Announcing Stack Overflow Documentation

We started with Q&A. Technical documentation is next, and we need your help.

Whether you're a beginner or an experienced developer, you can contribute.

Sign up and start helping → Learn more about Documentation →

I'm working on a completely ajax web project where a section content is always generated through dom manipulation or using jquery's load function. I had been using "live" but am very interested in moving away from "live" and using "on" for performance benefits. When a new page loads a whole new set of bindings required for that section also need to get loaded. The html sections have some parent doms (basically wrappers for different content areas of the webpage) that never change allowing me to do bindings on them for all future dom elements that will be created on the page.

In terms of memory and performance trade off which is generally the better way to handle event bindings?

1) After a new section has finished loading its html, bind all the events needed for that specific page instance on dom elements that will be removed when a page changes.

2) Bind every event on the very first page load to dom elements (not to the document though like live does) that are known to always exist.

share|improve this question
up vote 2 down vote accepted

Memory issues with listeners can usually be dealt with fairly easily (don't hold large chunks of data in closures, don't create circular references, use delegation, etc.).

"Live" just uses delegation (as far as I know) - you can implement delegation quite simply without it using simple criteria, e.g. class or id, with listeners on the unchanging parent elements.
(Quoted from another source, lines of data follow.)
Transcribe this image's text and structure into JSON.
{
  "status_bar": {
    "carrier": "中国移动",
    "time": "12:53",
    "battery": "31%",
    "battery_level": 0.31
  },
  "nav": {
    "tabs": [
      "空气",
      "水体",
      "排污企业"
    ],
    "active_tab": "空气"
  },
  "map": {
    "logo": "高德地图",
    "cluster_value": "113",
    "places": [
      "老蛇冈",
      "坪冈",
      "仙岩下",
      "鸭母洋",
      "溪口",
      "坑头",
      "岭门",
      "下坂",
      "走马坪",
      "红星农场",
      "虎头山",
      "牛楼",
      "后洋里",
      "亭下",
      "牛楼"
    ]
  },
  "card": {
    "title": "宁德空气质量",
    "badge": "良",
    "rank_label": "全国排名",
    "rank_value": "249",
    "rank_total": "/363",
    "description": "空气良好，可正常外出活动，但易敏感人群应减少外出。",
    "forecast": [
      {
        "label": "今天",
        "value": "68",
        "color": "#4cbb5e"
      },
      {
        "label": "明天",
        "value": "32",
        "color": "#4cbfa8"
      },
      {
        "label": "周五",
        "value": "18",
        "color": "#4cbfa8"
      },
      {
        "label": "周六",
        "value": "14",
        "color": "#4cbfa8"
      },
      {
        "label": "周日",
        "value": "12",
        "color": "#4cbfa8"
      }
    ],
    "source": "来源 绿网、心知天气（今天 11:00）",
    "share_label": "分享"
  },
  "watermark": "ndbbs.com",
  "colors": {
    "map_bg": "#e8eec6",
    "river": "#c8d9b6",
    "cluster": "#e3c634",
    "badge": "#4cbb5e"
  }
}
Delegation is a good strategy where it replaces numerous other listeners, the content is constantly being changed and identifying elements that should call functions is simple.

If you follow a strategy of attaching numerous new listeners every time content changes, you also have to detach the old ones when they are replaced as a strategy to reduce the likelihood of memory leaks. Performance (in terms of time taken to attach and remove listeners as part of the DOM update) usually isn't that much of an issue unless you are doing hundreds of them.

With delegation, a parent element listens for events, checks if the event.target/srcElement is one it cares about for that event, then calls the appropriate function perhaps using call to set the value of this if required.

Note that you can also simply include inline listeners in the inserted HTML, then you never need to worry about memory leaks, delegation or adding and removing listeners. Inline listeners using a simple function call are no more complex than adding any other attribute (class, id, whatever) and require zero extra programming on the client. I don't think inline listeners were ever an issue for memory leaks.

Of course the "unobtrusive javascript" mob will howl, but they are very practical, functional and robust, not to mention supported by every browser that ever supported javascript.

share|improve this answer

Your Answer


By posting your answer, you agree to the privacy policy and terms of service.

Not the answer you're looking for? Browse other questions tagged or ask your own question.